One thing I have noticed when listening to all your feedback is that you are excited and supportive of what we are creating here, so it is great to know you get it, for those that don't though I thought I would try and put it in a nutshell.
I guess these few sentences sum us up. Big fish are not the be all and end all, we will not sacrifice the looks and health of our fish simply to fill the lake with 60lbs + fish. Of course we have worked hard to ensure there are a huge amount of upper 30's, loads and loads of big 40's and even the odd 50, but each one has been picked because it is stunning and adds to the stock of the lake in the right way.

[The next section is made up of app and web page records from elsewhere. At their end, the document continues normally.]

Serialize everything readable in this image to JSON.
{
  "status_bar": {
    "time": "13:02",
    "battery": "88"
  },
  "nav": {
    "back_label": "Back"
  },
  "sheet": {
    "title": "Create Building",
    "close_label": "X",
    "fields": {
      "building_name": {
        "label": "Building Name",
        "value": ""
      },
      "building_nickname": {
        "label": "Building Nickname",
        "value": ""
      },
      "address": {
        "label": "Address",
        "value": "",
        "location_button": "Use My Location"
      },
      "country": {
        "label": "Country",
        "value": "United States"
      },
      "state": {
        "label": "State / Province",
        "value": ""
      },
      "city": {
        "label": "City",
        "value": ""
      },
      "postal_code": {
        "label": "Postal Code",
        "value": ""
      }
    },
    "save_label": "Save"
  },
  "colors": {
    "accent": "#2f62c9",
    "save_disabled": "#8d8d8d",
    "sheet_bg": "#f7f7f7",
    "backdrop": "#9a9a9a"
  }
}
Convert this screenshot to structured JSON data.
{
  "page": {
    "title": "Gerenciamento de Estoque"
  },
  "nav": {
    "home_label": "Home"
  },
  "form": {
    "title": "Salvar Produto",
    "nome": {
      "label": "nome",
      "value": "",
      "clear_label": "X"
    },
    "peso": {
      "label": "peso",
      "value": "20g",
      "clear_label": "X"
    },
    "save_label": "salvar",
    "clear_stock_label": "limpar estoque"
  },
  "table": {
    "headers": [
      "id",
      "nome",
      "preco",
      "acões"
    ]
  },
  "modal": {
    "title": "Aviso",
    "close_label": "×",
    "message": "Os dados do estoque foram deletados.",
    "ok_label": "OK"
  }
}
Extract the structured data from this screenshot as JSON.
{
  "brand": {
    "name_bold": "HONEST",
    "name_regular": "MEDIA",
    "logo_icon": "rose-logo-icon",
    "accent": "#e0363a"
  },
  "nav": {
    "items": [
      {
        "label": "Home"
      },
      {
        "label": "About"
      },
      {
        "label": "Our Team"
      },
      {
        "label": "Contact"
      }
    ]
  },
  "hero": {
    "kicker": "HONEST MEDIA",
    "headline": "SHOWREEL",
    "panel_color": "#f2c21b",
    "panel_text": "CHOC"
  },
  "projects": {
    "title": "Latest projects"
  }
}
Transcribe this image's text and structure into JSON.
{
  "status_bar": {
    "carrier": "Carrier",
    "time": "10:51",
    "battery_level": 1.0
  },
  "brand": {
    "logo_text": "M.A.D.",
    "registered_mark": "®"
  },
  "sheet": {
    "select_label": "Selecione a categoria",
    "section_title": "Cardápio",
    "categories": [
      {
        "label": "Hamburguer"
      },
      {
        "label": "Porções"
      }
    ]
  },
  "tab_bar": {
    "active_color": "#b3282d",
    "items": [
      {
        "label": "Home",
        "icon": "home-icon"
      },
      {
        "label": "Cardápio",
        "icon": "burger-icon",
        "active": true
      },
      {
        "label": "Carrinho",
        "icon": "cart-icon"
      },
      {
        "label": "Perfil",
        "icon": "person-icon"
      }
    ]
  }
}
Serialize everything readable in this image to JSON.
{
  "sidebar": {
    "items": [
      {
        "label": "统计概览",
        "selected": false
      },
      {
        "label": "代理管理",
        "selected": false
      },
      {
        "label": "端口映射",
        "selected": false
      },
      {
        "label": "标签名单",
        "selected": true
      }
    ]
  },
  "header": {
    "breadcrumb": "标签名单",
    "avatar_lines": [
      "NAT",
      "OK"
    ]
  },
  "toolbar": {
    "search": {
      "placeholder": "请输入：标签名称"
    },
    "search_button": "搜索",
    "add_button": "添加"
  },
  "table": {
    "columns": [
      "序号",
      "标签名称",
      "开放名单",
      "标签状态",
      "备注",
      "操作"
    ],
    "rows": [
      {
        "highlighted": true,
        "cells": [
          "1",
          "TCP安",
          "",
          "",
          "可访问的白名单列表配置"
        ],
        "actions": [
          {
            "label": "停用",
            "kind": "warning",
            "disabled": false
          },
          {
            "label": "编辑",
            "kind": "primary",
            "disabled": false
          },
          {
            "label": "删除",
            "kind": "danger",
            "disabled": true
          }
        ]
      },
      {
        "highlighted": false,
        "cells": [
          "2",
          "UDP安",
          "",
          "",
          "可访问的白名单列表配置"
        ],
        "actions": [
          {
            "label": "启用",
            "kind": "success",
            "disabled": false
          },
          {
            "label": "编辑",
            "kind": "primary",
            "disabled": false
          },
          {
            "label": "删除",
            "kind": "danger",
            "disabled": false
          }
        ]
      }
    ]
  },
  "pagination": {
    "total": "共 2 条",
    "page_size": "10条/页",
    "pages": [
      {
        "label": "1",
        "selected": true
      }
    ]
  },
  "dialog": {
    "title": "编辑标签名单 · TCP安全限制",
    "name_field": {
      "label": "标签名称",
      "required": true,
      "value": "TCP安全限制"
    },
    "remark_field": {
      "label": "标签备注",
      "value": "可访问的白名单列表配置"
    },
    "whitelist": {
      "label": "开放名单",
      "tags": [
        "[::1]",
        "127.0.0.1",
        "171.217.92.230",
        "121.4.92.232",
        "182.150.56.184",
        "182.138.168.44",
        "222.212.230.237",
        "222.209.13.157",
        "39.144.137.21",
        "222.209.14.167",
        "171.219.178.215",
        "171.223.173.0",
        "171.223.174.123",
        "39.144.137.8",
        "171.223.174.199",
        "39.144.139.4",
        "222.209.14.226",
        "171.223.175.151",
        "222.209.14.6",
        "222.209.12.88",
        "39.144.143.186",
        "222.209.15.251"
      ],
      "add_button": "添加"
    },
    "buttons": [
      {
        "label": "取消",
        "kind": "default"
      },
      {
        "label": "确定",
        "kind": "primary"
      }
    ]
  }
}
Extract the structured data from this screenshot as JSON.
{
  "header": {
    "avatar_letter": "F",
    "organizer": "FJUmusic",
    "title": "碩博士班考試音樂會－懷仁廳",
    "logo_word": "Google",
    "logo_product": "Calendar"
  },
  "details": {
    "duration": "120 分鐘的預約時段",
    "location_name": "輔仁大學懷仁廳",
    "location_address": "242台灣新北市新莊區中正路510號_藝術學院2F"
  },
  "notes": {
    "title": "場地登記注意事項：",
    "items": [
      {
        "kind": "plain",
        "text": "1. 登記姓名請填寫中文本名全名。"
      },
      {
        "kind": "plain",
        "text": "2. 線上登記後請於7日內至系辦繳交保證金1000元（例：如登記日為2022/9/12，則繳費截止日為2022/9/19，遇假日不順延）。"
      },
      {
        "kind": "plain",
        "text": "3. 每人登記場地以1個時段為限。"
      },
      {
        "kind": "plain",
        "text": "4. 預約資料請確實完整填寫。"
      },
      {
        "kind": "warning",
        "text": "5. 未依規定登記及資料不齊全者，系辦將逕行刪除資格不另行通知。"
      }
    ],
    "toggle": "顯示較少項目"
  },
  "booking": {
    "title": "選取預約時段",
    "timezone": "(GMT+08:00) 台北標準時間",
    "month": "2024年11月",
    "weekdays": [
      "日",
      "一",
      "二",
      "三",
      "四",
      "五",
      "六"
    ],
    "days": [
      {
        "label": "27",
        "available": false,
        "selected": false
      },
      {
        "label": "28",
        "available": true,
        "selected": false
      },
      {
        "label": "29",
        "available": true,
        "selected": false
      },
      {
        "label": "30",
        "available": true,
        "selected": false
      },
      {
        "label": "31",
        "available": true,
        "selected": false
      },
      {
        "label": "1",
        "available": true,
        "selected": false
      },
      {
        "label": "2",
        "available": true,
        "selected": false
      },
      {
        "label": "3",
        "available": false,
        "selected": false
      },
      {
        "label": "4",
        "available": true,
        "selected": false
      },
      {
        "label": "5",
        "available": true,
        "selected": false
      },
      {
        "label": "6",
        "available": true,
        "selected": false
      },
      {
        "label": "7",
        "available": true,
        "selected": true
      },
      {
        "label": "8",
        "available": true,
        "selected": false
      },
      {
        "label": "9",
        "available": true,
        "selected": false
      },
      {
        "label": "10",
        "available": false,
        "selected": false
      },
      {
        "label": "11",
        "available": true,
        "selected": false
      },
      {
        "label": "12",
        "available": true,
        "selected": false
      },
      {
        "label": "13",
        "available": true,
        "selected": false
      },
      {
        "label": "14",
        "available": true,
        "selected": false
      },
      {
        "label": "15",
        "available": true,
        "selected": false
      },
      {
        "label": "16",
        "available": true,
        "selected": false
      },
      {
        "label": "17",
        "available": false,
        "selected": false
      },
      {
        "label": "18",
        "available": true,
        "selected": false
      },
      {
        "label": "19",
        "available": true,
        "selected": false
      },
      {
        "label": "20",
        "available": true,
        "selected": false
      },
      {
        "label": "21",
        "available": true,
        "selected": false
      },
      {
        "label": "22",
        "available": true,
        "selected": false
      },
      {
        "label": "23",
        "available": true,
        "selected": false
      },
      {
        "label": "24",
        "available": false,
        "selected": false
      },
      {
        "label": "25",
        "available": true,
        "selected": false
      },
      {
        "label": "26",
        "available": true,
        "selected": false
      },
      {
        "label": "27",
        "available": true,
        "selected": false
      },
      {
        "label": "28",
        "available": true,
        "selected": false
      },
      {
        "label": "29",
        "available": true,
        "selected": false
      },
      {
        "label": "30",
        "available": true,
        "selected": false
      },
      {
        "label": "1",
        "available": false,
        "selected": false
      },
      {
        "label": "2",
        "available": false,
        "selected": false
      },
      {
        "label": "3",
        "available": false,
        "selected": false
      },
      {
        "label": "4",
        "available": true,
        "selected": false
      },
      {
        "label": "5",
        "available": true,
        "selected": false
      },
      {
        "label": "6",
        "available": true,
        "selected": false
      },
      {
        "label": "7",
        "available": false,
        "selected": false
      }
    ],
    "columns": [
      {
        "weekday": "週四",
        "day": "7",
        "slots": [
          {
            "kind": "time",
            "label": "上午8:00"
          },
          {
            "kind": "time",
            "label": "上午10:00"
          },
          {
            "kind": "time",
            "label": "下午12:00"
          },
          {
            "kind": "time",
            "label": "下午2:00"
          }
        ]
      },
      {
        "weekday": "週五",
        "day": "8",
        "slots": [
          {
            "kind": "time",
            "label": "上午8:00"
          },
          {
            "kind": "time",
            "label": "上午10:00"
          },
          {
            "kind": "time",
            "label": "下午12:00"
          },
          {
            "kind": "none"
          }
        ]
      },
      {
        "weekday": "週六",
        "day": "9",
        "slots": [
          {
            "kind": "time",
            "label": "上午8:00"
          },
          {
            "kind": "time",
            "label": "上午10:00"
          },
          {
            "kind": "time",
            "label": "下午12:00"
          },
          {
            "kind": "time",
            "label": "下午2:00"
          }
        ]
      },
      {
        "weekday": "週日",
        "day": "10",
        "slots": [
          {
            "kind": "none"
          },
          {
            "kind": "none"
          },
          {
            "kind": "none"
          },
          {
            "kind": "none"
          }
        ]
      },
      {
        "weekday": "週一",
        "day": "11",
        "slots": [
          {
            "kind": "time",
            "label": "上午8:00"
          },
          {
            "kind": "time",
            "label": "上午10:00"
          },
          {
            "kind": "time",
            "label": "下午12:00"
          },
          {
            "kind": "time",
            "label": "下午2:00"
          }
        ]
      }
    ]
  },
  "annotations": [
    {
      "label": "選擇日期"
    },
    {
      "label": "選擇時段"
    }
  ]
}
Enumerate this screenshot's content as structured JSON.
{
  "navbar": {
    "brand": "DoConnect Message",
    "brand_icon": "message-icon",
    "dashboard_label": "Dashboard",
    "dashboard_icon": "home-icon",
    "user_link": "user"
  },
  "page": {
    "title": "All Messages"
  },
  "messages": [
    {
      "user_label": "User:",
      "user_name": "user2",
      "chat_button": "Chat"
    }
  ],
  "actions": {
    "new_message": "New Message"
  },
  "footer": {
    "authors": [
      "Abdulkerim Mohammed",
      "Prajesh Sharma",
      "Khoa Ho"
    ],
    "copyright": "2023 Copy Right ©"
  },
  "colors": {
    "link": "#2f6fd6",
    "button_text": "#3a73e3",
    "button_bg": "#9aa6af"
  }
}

When it comes to the lake the last thing I wanted to do was sanitize it, chop everything down and make the place lifeless. Lac du Coron as we call it has been left to father time for over 20 years and has never been fished, the way I see it, it is our responsibility to fish well and fit in with the lake and its surroundings, not smash the place up so that every cast is easy and comfortable and you can fit a 14 man bivvy in every swim.
This place is stunning and it will stay that way, that's why I hope our guests respect the place and fish safely and well so that we dont have to take all the trees and overhangs out.
What we have tried to do though is add certain elements like the landing pontoons in order to deal with potential problems like a big fish tearing off down the margin and you not being able to get an angle to play it back. The little jetties allow you to get to the front of the tree line making playing and netting fish lots easier.
In a few weeks time bailiff Matt will be the 1st person to fish Lac du Coron since I last had a go in October when I had the 32lbs original so I hope we will get some great pics to bring you. I will also do a little video blog soon.
Thank you for following us and thank you for all the bookings and support, I can't wait until April!